has the right to require a physician to personally supervise
non-physician practitioners when they're billing for services
under the physician's number on an incident-to basis, a
9th U.S. Circuit Court of Appeals upheld a district court
verdict that Dr. Gary Gibbon must repay $600,000 for nurse
and therapist services he billed incident-to his own provider
number between 1995 and 1997. Gibbon argued that the Medicare
rule requiring his physical presence when he supervised
these providers was invalid for a few reasons.
Gibbon said that the current definition of "incident-to"
came out in the Medicare Carriers Manual and never went
through the process of having a proposed rule with comment
period. Therefore, Medicare shouldn't apply the rule to
him. The court rejected this argument, saying the statute's
definition of "incident-to" is vague and the manual
was within its rights to provide a definition.
also argued he wasn't aware the services wouldn't be covered,
and consequently billed under good faith and should be paid.
Gibbon said the rule violated the "equal protection"
clause because Medicare requires the physician's presence
in board-and-care facilities, but not in hospitals or skilled
nursing facilities. Therefore, Medicare was discriminating
against Gibbon's patients.

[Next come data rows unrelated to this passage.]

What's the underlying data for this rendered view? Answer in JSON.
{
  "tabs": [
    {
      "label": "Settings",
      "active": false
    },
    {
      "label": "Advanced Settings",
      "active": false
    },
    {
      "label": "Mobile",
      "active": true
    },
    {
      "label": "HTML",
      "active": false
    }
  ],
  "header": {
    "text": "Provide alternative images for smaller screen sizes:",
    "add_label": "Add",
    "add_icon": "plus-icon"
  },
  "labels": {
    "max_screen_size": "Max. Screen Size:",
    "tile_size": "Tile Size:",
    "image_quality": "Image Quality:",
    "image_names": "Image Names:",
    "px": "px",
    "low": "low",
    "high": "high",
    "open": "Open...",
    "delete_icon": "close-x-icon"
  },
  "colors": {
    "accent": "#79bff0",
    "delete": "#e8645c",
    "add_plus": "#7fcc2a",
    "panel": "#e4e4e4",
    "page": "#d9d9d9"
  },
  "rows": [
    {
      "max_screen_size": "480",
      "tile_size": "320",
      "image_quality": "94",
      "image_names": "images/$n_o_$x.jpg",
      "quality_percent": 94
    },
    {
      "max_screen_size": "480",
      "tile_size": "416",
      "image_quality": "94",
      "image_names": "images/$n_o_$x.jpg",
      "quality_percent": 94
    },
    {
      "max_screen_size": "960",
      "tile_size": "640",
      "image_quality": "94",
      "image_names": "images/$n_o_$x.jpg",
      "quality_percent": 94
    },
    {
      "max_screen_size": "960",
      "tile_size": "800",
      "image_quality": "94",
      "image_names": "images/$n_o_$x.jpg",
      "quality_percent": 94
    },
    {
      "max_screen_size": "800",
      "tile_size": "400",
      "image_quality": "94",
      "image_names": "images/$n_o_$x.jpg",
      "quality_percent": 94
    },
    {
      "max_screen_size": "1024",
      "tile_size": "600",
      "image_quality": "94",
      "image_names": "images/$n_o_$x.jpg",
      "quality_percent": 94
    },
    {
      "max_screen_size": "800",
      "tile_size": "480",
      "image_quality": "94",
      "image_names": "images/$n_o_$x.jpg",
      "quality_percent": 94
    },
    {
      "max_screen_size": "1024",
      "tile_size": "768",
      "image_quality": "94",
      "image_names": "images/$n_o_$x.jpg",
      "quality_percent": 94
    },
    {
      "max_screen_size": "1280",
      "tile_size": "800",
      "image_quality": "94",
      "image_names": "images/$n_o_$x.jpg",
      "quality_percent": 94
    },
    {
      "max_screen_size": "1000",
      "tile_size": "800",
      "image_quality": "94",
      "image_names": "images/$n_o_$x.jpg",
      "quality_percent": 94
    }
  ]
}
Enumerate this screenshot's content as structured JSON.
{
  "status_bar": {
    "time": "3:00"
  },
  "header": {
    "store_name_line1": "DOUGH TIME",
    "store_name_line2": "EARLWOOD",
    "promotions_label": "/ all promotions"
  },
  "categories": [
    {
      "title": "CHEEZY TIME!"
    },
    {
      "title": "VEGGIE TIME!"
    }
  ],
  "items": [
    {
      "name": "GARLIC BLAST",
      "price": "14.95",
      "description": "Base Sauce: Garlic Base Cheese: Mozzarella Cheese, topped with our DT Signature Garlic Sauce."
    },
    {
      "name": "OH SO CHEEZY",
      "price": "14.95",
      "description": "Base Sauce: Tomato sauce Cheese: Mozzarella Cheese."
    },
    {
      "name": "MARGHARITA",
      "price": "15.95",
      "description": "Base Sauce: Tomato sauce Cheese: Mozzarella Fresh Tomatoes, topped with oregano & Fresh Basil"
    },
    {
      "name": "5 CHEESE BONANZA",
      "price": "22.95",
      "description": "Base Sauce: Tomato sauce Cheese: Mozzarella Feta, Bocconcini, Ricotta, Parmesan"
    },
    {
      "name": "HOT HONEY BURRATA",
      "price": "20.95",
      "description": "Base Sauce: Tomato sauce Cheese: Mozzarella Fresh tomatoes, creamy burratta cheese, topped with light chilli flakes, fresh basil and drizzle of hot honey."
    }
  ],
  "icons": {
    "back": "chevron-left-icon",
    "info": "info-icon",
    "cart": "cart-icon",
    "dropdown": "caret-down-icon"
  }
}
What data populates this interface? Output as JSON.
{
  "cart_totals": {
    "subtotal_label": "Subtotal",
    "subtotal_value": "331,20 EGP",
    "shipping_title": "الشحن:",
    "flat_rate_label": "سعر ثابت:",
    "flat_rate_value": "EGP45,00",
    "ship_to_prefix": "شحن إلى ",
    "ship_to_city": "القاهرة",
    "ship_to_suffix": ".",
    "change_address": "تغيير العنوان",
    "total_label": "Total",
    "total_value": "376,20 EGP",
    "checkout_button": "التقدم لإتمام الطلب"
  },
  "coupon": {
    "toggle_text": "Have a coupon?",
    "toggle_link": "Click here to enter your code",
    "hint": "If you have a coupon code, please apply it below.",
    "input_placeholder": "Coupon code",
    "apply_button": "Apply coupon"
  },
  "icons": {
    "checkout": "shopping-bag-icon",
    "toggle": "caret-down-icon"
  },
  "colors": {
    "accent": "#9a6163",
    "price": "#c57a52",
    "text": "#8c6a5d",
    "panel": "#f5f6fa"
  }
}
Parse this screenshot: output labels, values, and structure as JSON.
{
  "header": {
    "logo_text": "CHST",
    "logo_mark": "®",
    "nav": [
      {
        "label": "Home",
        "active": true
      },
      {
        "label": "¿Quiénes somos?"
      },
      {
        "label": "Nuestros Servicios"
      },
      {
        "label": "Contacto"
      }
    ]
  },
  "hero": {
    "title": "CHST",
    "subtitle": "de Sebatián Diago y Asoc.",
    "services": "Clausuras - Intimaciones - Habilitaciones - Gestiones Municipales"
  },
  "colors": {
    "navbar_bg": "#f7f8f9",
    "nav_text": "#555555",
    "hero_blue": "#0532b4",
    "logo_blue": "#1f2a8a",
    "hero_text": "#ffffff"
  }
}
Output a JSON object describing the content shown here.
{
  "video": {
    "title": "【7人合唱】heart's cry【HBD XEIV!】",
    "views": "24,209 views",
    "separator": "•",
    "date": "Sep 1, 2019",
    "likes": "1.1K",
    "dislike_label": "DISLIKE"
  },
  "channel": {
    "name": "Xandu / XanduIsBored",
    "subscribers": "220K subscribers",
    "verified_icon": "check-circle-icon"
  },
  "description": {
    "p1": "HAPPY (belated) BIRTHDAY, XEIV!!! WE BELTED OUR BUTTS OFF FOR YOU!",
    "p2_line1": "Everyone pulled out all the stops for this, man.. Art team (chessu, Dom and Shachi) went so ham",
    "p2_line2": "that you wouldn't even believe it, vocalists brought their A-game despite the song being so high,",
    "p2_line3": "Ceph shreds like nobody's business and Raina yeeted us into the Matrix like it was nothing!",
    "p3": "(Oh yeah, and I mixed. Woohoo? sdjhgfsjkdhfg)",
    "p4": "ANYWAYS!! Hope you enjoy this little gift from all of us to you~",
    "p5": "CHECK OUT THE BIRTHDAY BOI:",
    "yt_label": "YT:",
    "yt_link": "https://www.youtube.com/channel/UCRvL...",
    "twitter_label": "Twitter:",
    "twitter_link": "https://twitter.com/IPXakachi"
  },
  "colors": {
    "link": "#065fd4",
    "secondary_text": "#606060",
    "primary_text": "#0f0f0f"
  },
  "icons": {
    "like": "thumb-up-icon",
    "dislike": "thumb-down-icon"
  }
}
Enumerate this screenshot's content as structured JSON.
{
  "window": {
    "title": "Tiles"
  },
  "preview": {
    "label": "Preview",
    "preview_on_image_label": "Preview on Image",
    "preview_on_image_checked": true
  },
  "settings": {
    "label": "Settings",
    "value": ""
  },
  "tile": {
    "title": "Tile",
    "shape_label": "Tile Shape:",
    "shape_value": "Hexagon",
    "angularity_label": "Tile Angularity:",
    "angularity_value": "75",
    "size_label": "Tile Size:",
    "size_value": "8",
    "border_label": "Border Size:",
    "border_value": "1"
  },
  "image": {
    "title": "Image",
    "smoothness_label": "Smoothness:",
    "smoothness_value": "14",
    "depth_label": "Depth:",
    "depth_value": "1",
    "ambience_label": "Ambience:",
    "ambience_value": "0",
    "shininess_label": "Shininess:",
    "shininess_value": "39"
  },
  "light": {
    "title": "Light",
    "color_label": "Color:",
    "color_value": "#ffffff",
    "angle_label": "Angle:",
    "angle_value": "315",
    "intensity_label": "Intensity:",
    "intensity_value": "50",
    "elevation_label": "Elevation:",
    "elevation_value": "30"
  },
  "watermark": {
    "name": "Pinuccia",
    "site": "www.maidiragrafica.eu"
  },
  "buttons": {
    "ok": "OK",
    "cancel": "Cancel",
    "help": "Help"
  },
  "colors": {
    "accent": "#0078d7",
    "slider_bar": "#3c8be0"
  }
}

But the court said that the distinction
made sense because a skilled medical practitioner is always
nearby in a hospital or SNF.